Britain’s split from the European Union finally happened at 11pm on January 31. While the status quo in the UK-EU field won’t be disrupted too much in the next 11 months – thanks to the Brexit transition period – there are “most likely areas for concern” on the insurance front.
According to Paris-based Clyde & Co partner Yannis Samothrakis, these areas span personal lines, motor insurance, as well as reinsurance.
“In personal lines and motor policies, there are potential regulatory blind spots and points of tension,” he noted.
“For example, EU member states may consider payment of claims or benefits on a cross-border basis as a regulated activity. There is also concern regarding certain covers included in insurance policies provided in the UK but delivered by EU insurers, for example assistance and legal expenses insurance.”

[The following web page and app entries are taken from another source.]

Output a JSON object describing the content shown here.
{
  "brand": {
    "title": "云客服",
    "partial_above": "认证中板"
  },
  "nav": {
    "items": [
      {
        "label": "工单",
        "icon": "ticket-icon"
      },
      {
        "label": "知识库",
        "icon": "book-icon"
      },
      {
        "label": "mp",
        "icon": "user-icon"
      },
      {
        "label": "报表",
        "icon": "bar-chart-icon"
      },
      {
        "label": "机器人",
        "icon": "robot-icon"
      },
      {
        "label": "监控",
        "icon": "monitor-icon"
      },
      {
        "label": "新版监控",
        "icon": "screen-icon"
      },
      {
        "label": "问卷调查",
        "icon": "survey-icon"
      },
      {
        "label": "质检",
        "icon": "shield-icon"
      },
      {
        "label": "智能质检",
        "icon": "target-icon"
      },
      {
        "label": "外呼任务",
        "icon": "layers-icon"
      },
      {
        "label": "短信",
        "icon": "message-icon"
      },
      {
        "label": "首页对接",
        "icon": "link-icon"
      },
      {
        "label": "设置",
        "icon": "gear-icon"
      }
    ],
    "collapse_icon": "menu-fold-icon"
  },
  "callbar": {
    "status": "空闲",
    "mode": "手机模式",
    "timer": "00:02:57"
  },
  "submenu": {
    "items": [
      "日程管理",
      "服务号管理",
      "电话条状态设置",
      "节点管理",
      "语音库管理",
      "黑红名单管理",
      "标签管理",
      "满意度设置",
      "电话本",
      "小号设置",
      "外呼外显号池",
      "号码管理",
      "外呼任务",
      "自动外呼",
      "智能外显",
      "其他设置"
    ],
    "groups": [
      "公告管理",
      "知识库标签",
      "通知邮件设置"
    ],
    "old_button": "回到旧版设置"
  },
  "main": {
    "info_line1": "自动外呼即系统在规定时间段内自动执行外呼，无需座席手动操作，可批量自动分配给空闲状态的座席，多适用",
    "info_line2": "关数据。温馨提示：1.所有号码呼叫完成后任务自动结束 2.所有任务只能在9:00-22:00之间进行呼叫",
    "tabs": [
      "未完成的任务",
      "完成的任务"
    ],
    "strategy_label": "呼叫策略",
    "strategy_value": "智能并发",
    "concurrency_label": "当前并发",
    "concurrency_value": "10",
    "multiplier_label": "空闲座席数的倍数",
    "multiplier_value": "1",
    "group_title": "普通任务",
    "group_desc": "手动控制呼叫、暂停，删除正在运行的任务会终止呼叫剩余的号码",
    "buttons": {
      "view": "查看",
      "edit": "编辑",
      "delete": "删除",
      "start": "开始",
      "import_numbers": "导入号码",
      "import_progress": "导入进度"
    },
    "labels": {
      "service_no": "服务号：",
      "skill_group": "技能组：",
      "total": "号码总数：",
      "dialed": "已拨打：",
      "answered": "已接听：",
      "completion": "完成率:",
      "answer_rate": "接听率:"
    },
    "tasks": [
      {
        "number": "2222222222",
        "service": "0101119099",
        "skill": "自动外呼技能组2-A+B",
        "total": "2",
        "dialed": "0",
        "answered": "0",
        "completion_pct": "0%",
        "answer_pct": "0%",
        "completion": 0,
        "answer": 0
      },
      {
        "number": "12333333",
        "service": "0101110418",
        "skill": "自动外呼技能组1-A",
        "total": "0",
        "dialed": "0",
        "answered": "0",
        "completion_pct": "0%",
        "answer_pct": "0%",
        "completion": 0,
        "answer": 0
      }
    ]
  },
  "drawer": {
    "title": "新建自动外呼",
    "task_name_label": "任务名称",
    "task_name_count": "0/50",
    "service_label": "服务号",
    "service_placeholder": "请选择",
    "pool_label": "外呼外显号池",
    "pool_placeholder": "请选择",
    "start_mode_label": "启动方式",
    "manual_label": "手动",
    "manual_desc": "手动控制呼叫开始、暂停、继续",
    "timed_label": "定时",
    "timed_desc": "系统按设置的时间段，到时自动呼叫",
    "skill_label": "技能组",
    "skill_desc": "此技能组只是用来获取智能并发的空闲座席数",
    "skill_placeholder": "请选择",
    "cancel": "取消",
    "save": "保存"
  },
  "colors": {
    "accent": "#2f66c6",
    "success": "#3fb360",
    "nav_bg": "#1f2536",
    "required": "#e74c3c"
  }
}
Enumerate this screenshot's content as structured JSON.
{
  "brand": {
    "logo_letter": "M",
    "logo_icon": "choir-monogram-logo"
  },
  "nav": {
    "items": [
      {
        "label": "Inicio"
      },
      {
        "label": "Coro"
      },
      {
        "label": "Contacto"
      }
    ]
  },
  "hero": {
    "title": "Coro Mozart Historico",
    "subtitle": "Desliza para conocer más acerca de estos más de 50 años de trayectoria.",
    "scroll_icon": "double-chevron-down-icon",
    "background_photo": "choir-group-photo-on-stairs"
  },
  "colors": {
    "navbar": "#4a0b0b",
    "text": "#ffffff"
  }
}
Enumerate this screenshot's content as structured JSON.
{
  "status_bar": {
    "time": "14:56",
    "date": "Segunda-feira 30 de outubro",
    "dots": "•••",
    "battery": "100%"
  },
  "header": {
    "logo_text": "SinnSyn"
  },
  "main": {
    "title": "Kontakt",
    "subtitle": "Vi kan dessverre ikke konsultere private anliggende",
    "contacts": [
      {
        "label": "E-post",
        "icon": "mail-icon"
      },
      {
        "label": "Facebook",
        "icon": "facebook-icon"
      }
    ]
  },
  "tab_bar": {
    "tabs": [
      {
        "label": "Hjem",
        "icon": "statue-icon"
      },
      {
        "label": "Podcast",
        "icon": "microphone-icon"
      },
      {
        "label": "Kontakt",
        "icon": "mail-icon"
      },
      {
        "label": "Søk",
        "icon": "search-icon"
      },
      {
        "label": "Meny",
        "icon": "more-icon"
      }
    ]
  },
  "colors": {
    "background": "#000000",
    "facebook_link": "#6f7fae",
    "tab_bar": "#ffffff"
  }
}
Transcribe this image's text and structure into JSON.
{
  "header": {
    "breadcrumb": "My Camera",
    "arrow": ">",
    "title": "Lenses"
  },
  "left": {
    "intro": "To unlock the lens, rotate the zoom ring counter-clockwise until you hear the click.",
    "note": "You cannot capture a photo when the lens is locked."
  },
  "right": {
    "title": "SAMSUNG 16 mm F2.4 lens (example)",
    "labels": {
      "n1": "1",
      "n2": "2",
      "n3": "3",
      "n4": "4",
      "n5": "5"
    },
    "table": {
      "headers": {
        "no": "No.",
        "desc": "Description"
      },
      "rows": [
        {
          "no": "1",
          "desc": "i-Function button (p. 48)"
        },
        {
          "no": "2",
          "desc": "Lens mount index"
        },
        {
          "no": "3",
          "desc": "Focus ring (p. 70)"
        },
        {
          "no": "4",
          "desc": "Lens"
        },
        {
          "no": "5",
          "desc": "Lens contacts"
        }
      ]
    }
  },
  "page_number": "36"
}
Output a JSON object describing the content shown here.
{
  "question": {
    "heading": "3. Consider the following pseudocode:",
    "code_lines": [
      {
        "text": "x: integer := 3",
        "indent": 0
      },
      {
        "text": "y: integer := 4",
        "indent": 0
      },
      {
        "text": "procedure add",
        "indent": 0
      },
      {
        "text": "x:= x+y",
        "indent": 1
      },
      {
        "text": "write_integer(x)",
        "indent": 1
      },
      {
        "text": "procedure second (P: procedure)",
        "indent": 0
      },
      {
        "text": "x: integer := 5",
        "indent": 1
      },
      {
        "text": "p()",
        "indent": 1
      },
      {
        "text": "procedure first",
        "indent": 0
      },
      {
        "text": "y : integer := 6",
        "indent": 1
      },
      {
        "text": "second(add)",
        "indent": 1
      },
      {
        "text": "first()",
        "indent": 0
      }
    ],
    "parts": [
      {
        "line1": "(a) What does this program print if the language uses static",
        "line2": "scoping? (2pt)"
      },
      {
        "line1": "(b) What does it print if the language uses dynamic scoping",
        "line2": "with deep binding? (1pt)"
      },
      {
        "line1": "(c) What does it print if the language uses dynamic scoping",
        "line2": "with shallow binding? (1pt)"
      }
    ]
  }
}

Samothrakis also pointed to “evidence that the French and German regulators may decide their own course of action,” even with the European Insurance and Occupational Pensions Authority already providing non-binding guidance on how business should be conducted.
“Even if there are no longer passporting rights, having equivalence will be very helpful especially from a reinsurance perspective and in particular intra-group reinsurance arrangements,” he went on to say. “This would require legal ratification by each of the 27 EU member parliaments.
“Evidence from Bermuda, Japan, and Canada suggests this process may take some time, although as the UK and the EU are one and the same in terms of equivalence this, one would hope, will make the process much quicker.”
In addition, Samothrakis concedes the industry might not be first in line of things to consider when it comes to striking a new relationship with the single block.
He said: “As the year progresses, we are likely to see much speculation about progress and timing of a new trade deal between the UK and EU. It seems unlikely that (re)insurance is going to be top of any government agenda.
“Even if trade in services were to be prioritised more broadly, a plan would need to be put forward for consideration and discussion by July 2020 before governments’ and legislatures’ summer recess. Any final proposals would then need to be re-presented in September to allow sufficient time for parliamentary processes to complete before the new trade deal could be passed into law in all 28 countries (EU27 + UK) by December 31, 2020.”
Meanwhile Ivor Edwards, a Clyde & Co partner in London, thinks “it will be pretty much business as usual” during the period of transition, with the attention focussed on the details of the future trade deal.
“There is limited expectation that passporting rights will be maintained under a freedom of service agreement but hope that market access arrangements based on equivalence will be agreed quickly,” stated Edwards.
“However, this is not a cause for concern. The London market has been fully preparing for a hard Brexit scenario and the vast majority of UK carriers have set up subsidiaries in the EU location they believe best supports their business and their clients’ interests going forward. These subsidiaries have already begun renewing 2020 business, so the industry is well prepared for the post-Brexit world.”
While Edwards isn’t too worried, he admits there will be troubles along the way.
He continued: “That is not to say that there won’t be teething problems. Regulators will be on the front foot and it will take time for things to bed down.”